Where does the word "percent" appear in the data? Copy every line that holds it.
+-------+
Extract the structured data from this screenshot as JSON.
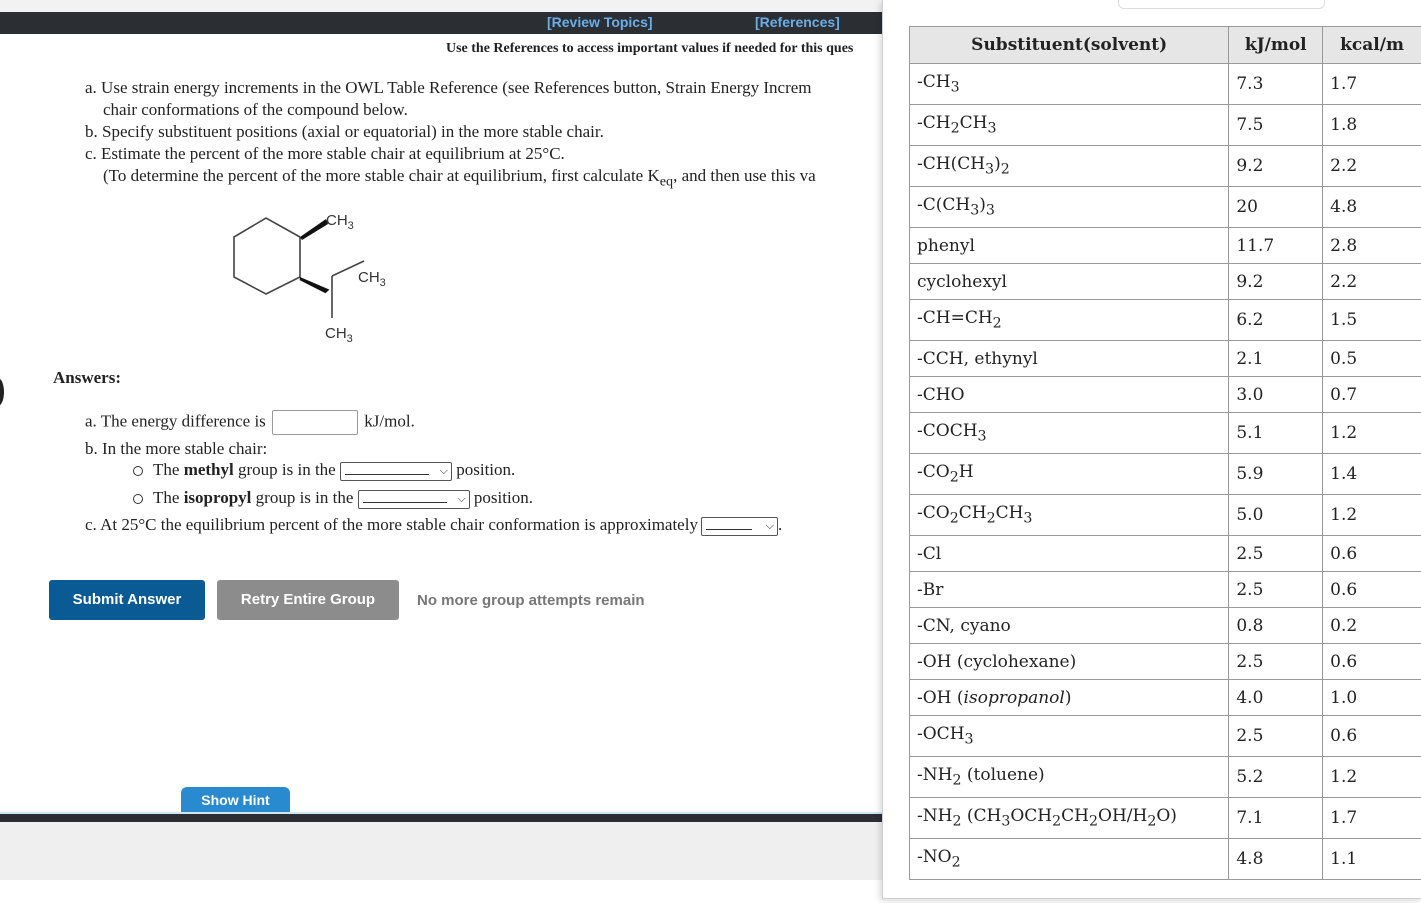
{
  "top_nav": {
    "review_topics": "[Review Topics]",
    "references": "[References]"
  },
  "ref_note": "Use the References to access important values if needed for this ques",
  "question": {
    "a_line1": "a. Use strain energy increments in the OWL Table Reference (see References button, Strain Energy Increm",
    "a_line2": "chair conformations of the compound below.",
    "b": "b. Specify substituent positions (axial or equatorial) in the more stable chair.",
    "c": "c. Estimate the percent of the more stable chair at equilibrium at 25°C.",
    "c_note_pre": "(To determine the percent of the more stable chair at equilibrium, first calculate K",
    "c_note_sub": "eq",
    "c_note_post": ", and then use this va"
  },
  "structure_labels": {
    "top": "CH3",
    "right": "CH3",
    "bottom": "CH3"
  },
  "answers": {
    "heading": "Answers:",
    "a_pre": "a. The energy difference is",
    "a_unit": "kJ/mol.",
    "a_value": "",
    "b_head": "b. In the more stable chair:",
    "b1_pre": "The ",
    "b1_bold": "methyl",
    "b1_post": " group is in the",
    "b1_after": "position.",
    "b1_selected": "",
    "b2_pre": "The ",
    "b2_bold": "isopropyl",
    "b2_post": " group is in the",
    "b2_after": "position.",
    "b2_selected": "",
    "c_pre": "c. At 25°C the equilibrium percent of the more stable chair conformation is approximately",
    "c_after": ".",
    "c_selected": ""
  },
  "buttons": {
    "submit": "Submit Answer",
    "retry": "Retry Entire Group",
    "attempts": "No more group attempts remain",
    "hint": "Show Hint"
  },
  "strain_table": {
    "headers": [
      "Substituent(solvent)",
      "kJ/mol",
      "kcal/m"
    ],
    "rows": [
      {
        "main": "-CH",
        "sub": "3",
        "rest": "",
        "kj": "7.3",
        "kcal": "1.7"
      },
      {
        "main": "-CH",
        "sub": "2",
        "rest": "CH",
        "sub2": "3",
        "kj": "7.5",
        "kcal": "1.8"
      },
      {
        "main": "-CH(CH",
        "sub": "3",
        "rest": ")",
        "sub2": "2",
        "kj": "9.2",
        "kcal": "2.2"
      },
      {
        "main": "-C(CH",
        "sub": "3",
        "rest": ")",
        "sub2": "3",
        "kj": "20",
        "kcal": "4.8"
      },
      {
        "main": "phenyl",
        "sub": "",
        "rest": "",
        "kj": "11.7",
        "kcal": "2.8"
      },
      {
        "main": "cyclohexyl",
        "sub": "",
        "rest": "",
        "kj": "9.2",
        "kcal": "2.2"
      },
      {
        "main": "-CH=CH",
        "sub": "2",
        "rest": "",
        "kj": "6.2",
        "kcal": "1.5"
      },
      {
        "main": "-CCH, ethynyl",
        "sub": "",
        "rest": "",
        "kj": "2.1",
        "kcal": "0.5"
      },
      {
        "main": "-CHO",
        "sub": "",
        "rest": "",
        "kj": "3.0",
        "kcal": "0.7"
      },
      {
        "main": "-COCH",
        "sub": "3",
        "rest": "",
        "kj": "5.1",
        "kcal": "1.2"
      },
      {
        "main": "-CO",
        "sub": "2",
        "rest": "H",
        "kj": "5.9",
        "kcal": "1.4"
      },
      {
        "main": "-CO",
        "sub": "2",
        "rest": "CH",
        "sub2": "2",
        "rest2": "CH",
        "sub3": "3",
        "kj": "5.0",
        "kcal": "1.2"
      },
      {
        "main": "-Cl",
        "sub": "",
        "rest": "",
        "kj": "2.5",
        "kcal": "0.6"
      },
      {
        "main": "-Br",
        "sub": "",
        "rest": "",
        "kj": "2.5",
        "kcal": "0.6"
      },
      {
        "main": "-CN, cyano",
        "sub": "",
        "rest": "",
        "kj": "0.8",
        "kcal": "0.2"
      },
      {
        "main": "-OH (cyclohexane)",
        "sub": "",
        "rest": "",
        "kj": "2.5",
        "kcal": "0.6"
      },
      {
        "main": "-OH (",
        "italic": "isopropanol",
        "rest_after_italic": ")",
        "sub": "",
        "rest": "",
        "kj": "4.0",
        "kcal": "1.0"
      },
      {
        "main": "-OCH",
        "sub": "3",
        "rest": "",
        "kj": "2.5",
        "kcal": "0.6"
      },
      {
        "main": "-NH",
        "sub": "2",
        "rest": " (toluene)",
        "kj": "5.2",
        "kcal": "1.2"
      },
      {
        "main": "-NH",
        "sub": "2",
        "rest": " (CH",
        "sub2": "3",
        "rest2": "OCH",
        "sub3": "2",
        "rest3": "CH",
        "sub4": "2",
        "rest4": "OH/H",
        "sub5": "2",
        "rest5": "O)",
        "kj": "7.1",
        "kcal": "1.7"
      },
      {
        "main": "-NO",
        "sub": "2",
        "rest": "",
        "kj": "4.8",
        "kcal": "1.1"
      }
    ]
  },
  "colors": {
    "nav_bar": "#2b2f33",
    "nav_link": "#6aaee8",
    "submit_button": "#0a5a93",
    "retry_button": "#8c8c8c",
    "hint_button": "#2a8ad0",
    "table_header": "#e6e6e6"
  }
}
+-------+
* _Written reply_:
    "c": "c. Estimate the percent of the more stable chair at equilibrium at 25°C.",
    "c_note_pre": "(To determine the percent of the more stable chair at equilibrium, first calculate K",
    "c_pre": "c. At 25°C the equilibrium percent of the more stable chair conformation is approximately",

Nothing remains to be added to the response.